AbstractPurpose of review
Red blood cell transfusion is a common treatment for anaemia worldwide, but concerns continue to be raised about adverse effects of cellular blood components, which are biological products. One hypothesis for the adverse effects associated with blood transfusion is the harmful effects of storage on red cells that have been demonstrated in laboratory and animal studies. Over the past few years, a number of more significant randomized controlled trials comparing ‘fresh’ versus ‘older’ blood have been published in an attempt to address the clinical consequences of storage age, with two further large trials ongoing.Recent findings
These recent trials enrolled approximately 4000 participants across a variety of populations – cardiac surgical, critically ill, paediatric and acute hospitalized in-patients. All trials achieved statistically significant separation of red cell storage duration between both groups. The results of all these trials have found no clinical benefit to using fresher red cells when compared with older or standard-issue red cells. However, certain subgroups of patients either receiving red cells stored at more extreme ages of storage or those with additional risks for impaired microcirculations (critically ill elderly, severe sepsis and major haemorrhage) were either underrepresented or not included in these trials.Summary
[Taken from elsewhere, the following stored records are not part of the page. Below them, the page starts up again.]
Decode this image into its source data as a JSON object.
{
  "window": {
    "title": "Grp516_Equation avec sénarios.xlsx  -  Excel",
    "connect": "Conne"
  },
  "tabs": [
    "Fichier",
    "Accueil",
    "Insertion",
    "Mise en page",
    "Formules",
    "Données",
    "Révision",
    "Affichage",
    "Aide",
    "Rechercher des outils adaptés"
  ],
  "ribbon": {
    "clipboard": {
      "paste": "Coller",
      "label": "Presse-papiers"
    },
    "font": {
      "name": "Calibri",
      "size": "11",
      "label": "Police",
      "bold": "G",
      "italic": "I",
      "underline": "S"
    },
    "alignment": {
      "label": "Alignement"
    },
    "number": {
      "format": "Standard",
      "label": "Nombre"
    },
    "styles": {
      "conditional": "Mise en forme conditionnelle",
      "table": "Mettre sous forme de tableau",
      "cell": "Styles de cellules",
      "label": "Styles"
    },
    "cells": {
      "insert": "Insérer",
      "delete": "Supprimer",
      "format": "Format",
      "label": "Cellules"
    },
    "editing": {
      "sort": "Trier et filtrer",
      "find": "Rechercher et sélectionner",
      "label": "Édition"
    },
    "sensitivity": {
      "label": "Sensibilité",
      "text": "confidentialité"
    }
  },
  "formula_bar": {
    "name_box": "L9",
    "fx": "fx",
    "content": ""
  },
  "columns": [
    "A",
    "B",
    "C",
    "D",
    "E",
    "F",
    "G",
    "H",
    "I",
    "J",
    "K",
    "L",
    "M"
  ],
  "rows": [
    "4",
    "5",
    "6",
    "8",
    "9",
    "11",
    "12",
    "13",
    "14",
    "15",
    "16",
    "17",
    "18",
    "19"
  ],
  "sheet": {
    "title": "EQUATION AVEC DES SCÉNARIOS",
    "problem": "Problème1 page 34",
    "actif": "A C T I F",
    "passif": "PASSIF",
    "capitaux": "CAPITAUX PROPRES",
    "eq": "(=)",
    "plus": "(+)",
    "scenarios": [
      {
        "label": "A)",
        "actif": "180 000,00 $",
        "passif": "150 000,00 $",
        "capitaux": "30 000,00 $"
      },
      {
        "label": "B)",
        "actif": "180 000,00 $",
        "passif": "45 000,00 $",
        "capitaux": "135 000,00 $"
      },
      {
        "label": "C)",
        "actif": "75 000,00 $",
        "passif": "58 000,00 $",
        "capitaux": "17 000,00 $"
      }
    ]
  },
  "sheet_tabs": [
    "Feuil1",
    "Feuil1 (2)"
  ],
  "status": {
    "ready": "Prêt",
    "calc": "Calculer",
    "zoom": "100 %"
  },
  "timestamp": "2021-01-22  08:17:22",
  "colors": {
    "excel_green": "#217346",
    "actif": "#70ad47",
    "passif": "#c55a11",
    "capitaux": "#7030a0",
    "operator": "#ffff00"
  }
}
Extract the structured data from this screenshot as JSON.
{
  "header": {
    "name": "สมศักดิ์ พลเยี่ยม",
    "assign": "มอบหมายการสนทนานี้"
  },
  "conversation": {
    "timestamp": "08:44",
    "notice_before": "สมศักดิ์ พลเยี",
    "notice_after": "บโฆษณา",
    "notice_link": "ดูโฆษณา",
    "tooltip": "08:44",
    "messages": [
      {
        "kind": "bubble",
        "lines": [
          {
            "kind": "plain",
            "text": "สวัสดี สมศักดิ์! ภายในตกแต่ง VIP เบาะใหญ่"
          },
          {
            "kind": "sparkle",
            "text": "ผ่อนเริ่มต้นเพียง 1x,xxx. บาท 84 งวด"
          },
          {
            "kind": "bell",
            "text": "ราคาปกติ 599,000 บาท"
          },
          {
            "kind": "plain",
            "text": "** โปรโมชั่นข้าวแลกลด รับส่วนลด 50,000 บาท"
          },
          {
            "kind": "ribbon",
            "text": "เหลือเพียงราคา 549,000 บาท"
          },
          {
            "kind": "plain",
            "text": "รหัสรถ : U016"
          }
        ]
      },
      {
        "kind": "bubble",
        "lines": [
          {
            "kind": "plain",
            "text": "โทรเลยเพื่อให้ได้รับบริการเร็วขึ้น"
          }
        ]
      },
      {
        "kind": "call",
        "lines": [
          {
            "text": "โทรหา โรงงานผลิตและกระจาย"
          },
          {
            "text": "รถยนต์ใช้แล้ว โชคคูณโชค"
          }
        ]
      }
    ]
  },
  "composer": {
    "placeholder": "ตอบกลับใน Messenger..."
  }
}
At present, on the basis of recent trials, there is no indication for blood transfusion services to implement preferential utilization of fresher red cell units.